I took a flat piece of wood, cleaned it, making sure it was smooth. My squares were twelve inches by twelve inches so I took my measuring yardstick and a permanent marker (since I didn’t want the ink to come off on my project) and marked every half inch along the square’s edges. However, when I began to pound the nails in, I realized I only needed my board to have a nail every inch.
At first I thought it would be better to use a nail without a head. Maybe it was my pounding, but the tops of them turned out very sharp and disfigured. I switched to 1 -1/4 inches or 3.18cm nails with good-sized heads. I added nails to each corner and then every inch in between. I pounded until the nail was about half way into the board.

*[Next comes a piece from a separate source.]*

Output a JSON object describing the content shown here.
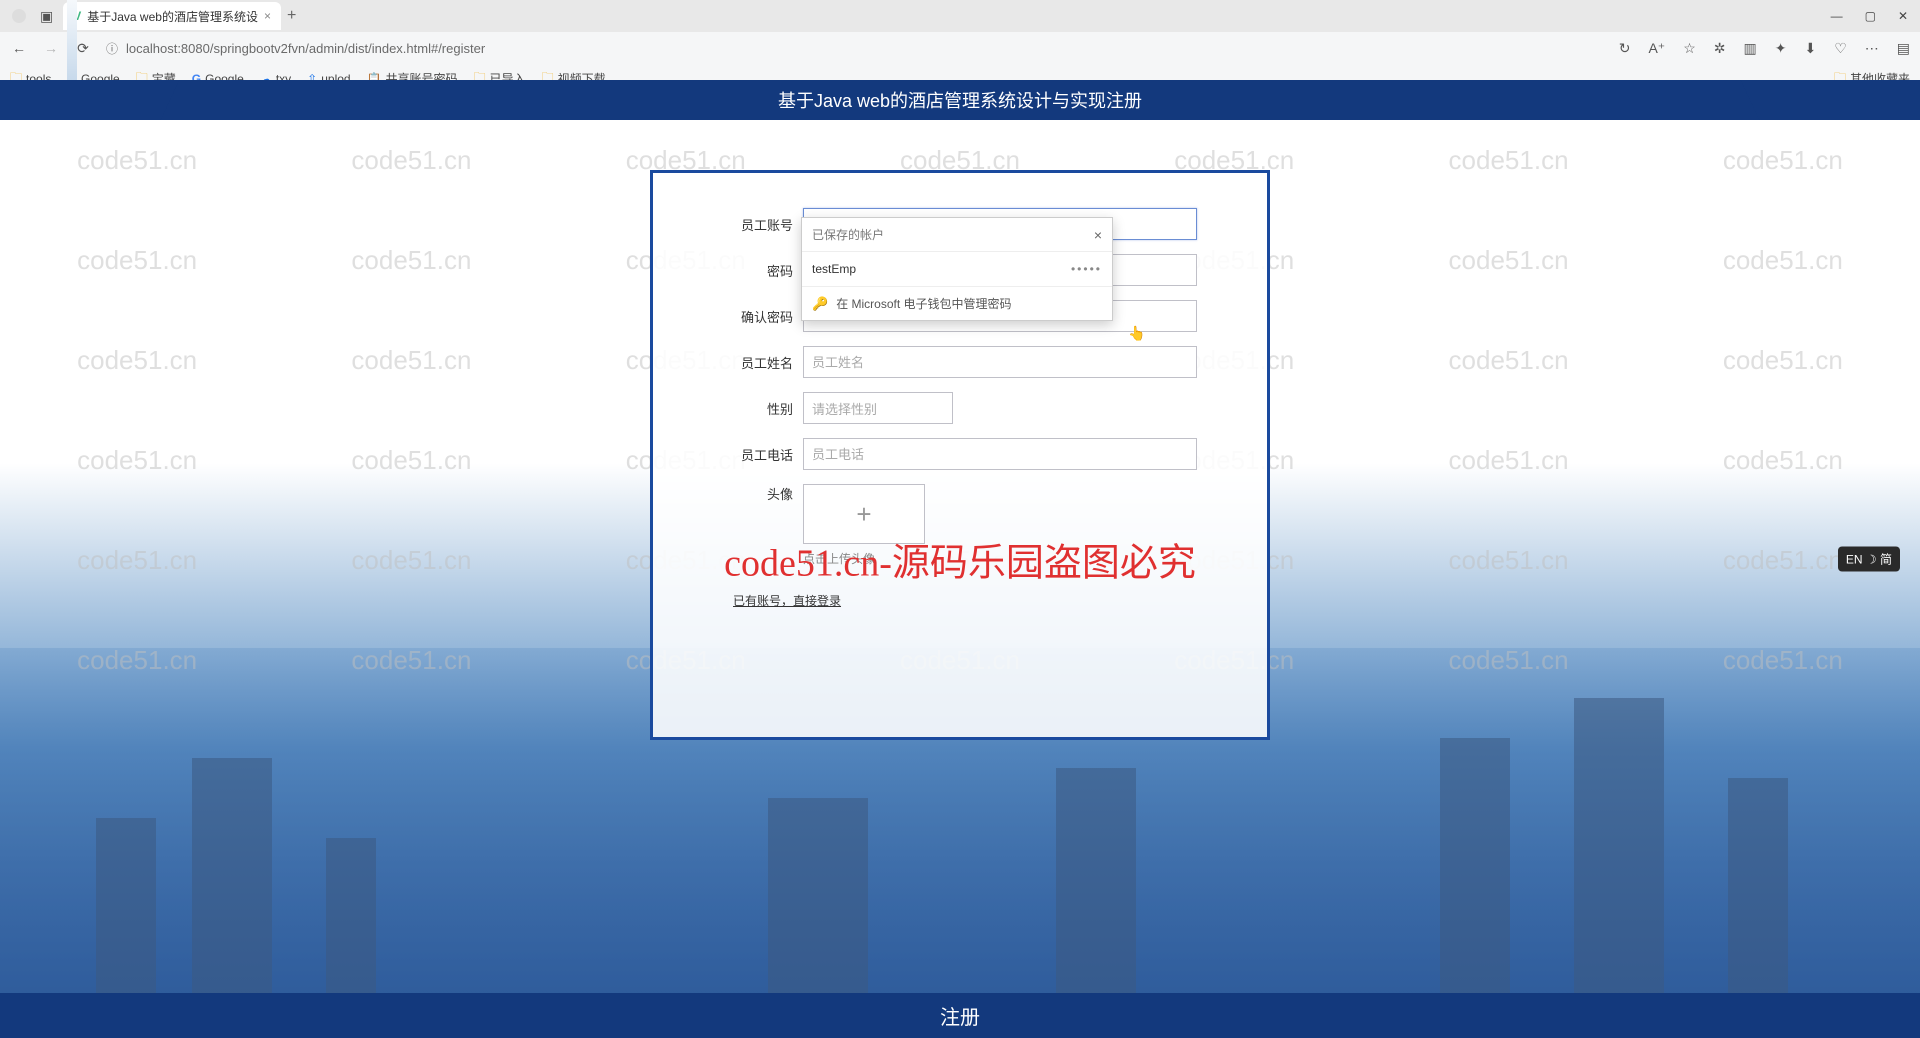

I made sure the nails were wiped clean since I would be working with the water and being metal rust can be an issue. The nails were galvanized but the packaging warned, “Galvanization . . . does not eliminate corrosion and/or staining due to various conditions such as high humidity”.
I make sure the nails were wiped clean before I put down a new square. My squares were dark in color so it wasn’t as important as if I was using something with white or ecru. Of course, another option was to paint the nails with a clear varnish or nail polish. However, I encountered no problems without the added protection and I used the daily board for several weeks.
I took an old face cloth and placed it inside the nail square. Then I picked up my motif, looped each corner of the motif over the corner nails. Next I looped along each edge, stretching the motif as I went. When I finished, I could either steam the motif or spray it with clear water. I sprayed with clear water until the motif was damp. When dried, I easily lifted the loops over the nail heads.
The granny squares came out the same size and it was easy to do. The board proved to be a great help. It turned what could have been an irritating project into a pleasure.